Instructions to follow: Extract the full listing verbatim and drop any pictures from your copy.

Records supplied:
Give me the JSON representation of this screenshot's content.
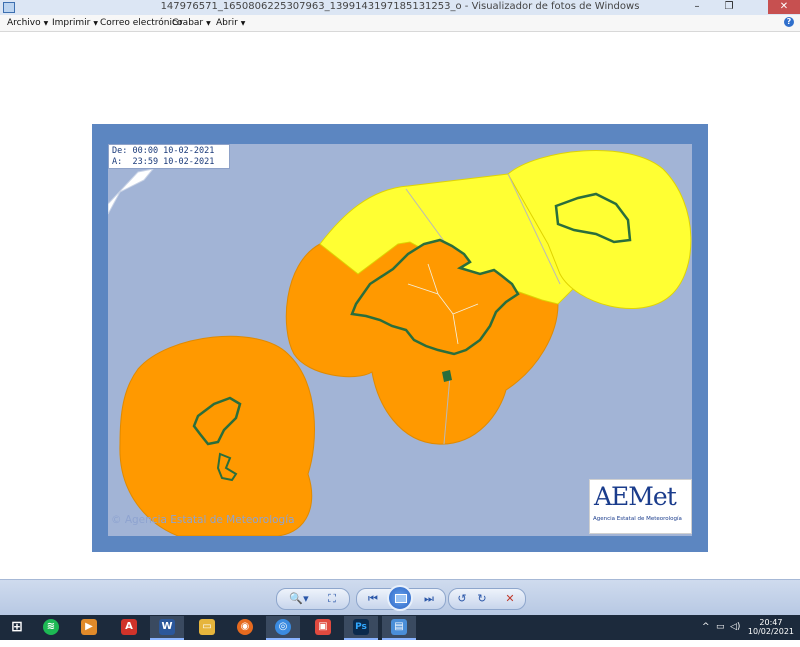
{
  "window": {
    "title": "147976571_1650806225307963_1399143197185131253_o - Visualizador de fotos de Windows",
    "minimize_glyph": "–",
    "maximize_glyph": "❐",
    "close_glyph": "✕"
  },
  "menu": {
    "items": [
      {
        "label": "Archivo"
      },
      {
        "label": "Imprimir"
      },
      {
        "label": "Correo electrónico"
      },
      {
        "label": "Grabar"
      },
      {
        "label": "Abrir"
      }
    ],
    "help_glyph": "?"
  },
  "map": {
    "date_from": "De: 00:00 10-02-2021",
    "date_to": "A:  23:59 10-02-2021",
    "copyright": "© Agencia Estatal de Meteorología",
    "logo_word": "AEMet",
    "logo_sub": "Agencia Estatal de Meteorología",
    "colors": {
      "sea": "#a2b4d6",
      "orange_warning": "#ff9900",
      "yellow_warning": "#ffff33",
      "coast": "#2a6e3c"
    }
  },
  "controls": {
    "zoom": "🔍▾",
    "fit": "⛶",
    "prev": "⏮",
    "next": "⏭",
    "rotate_left": "↺",
    "rotate_right": "↻",
    "delete": "✕"
  },
  "taskbar": {
    "apps": [
      {
        "name": "start-icon",
        "glyph": "⊞",
        "color": "#1c2a3c"
      },
      {
        "name": "spotify-icon",
        "glyph": "≋",
        "color": "#1db954"
      },
      {
        "name": "media-player-icon",
        "glyph": "▶",
        "color": "#e08a2a"
      },
      {
        "name": "acrobat-icon",
        "glyph": "A",
        "color": "#d0332a"
      },
      {
        "name": "word-icon",
        "glyph": "W",
        "color": "#2b579a"
      },
      {
        "name": "file-explorer-icon",
        "glyph": "▭",
        "color": "#e6b53c"
      },
      {
        "name": "firefox-icon",
        "glyph": "◉",
        "color": "#e66a1f"
      },
      {
        "name": "chrome-icon",
        "glyph": "◎",
        "color": "#3b8be0"
      },
      {
        "name": "app-red-icon",
        "glyph": "▣",
        "color": "#e04a3f"
      },
      {
        "name": "photoshop-icon",
        "glyph": "Ps",
        "color": "#0b2a4c"
      },
      {
        "name": "photo-viewer-icon",
        "glyph": "▤",
        "color": "#4a8ed8"
      }
    ],
    "time": "20:47",
    "date": "10/02/2021"
  }
}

Answer for the task:
Give me the JSON representation of this screenshot's content.
{
  "window": {
    "title": "147976571_1650806225307963_1399143197185131253_o - Visualizador de fotos de Windows",
    "minimize_glyph": "–",
    "maximize_glyph": "❐",
    "close_glyph": "✕"
  },
  "menu": {
    "items": [
      {
        "label": "Archivo"
      },
      {
        "label": "Imprimir"
      },
      {
        "label": "Correo electrónico"
      },
      {
        "label": "Grabar"
      },
      {
        "label": "Abrir"
      }
    ],
    "help_glyph": "?"
  },
  "map": {
    "date_from": "De: 00:00 10-02-2021",
    "date_to": "A:  23:59 10-02-2021",
    "copyright": "© Agencia Estatal de Meteorología",
    "logo_word": "AEMet",
    "logo_sub": "Agencia Estatal de Meteorología",
    "colors": {
      "sea": "#a2b4d6",
      "orange_warning": "#ff9900",
      "yellow_warning": "#ffff33",
      "coast": "#2a6e3c"
    }
  },
  "controls": {
    "zoom": "🔍▾",
    "fit": "⛶",
    "prev": "⏮",
    "next": "⏭",
    "rotate_left": "↺",
    "rotate_right": "↻",
    "delete": "✕"
  },
  "taskbar": {
    "apps": [
      {
        "name": "start-icon",
        "glyph": "⊞",
        "color": "#1c2a3c"
      },
      {
        "name": "spotify-icon",
        "glyph": "≋",
        "color": "#1db954"
      },
      {
        "name": "media-player-icon",
        "glyph": "▶",
        "color": "#e08a2a"
      },
      {
        "name": "acrobat-icon",
        "glyph": "A",
        "color": "#d0332a"
      },
      {
        "name": "word-icon",
        "glyph": "W",
        "color": "#2b579a"
      },
      {
        "name": "file-explorer-icon",
        "glyph": "▭",
        "color": "#e6b53c"
      },
      {
        "name": "firefox-icon",
        "glyph": "◉",
        "color": "#e66a1f"
      },
      {
        "name": "chrome-icon",
        "glyph": "◎",
        "color": "#3b8be0"
      },
      {
        "name": "app-red-icon",
        "glyph": "▣",
        "color": "#e04a3f"
      },
      {
        "name": "photoshop-icon",
        "glyph": "Ps",
        "color": "#0b2a4c"
      },
      {
        "name": "photo-viewer-icon",
        "glyph": "▤",
        "color": "#4a8ed8"
      }
    ],
    "time": "20:47",
    "date": "10/02/2021"
  }
}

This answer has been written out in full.